The West Linn Public Library holds an every-other-month Trivia Night in our Community Room. We do not require registration but ask people to form teams of two to five people and just show up. People who do not come with a team are welcome to join another team as long as it remains five people or less. The program is targeted to adults, but all ages are welcome, and we usually have at least one family with kids that shows up.
As the central event from a series of programs focusing on South Asian culture, we presented an Interfaith Discussion about Holy Books from different religions, hosted at the Sikh Temple in Palatine. Speakers from Buddhist (Tripitaka), Christian (Bible), Hindu (Gita), Jewish (Torah), Muslim (Qur'an) and Sikh (Guru Granth Sahib) faiths discussed their holy books, with a question-and-answer session afterward.
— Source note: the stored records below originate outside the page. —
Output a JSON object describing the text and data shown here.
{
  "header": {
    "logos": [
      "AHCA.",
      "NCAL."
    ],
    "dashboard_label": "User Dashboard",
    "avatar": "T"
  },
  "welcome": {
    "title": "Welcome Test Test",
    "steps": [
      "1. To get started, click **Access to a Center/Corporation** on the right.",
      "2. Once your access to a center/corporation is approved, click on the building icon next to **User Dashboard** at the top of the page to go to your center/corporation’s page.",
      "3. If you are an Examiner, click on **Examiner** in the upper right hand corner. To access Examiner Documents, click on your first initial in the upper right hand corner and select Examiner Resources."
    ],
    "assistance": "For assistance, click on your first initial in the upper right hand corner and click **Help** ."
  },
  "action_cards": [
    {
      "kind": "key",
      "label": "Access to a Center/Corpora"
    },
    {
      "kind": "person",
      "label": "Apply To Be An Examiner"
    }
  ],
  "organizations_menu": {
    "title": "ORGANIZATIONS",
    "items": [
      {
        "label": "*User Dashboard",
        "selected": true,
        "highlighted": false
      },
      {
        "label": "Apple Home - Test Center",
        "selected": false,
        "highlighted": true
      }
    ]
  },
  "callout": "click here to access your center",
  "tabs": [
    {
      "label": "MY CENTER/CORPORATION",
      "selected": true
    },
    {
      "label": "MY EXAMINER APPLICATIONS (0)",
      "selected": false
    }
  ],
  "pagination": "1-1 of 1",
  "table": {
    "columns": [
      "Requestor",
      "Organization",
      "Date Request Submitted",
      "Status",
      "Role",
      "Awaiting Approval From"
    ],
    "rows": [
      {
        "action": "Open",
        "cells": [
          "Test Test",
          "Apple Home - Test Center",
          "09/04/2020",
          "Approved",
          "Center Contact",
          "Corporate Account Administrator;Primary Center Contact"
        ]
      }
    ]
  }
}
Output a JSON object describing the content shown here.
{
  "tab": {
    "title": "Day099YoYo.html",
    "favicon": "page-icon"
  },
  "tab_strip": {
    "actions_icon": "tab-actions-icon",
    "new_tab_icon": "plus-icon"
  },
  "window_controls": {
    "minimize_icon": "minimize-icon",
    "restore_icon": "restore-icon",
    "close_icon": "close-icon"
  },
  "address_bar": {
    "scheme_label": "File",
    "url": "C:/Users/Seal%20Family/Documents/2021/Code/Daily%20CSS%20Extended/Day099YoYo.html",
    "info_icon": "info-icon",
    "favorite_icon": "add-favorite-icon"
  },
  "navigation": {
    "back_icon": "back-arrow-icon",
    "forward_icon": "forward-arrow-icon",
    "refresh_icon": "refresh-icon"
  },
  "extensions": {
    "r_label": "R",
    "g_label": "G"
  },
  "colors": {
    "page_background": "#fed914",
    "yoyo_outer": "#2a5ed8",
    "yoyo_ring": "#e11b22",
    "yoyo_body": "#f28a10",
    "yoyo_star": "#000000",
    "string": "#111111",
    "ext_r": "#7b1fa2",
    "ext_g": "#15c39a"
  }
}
We created an escape room with a Harry Potter theme for teens and adults. Participants signed up for a half-hour slot, with four people to a time slot. We read them a short introduction, and then they had 30 minutes to solve all the puzzles we created in the room. This included finding keys, figuring out codes, translating runes and searching for clues with a black light wand.
Just over a year ago, my branch of Baltimore County Public Library started doing monthly outreach visits at the Charles Hickey School at the Maryland Juvenile Detention Center for Boys. We do regular outreach to all the other schools in our area, we thought; why not bring library-led reading and discussion to this one, too?
On Saturday, July 22, we hosted a Can-Unity building event to wrap up our summer library program. The summer's theme was architecture, so we thought it was fitting to end with a community building event.
The night before, local organizations created incredible structures made entirely from cans, boxes and bags of nonperishable food items. Participating organizations gathered and donated all of the food that was used in building their structures.
A few months ago on Programming Librarian, I talked about asking a trivia question as part of your passive programming. Now, I've taken it a step further to create a Trivia Master Challenge that encourages students to search the library’s catalog, explore our nonfiction section, and learn how to search successfully within a book.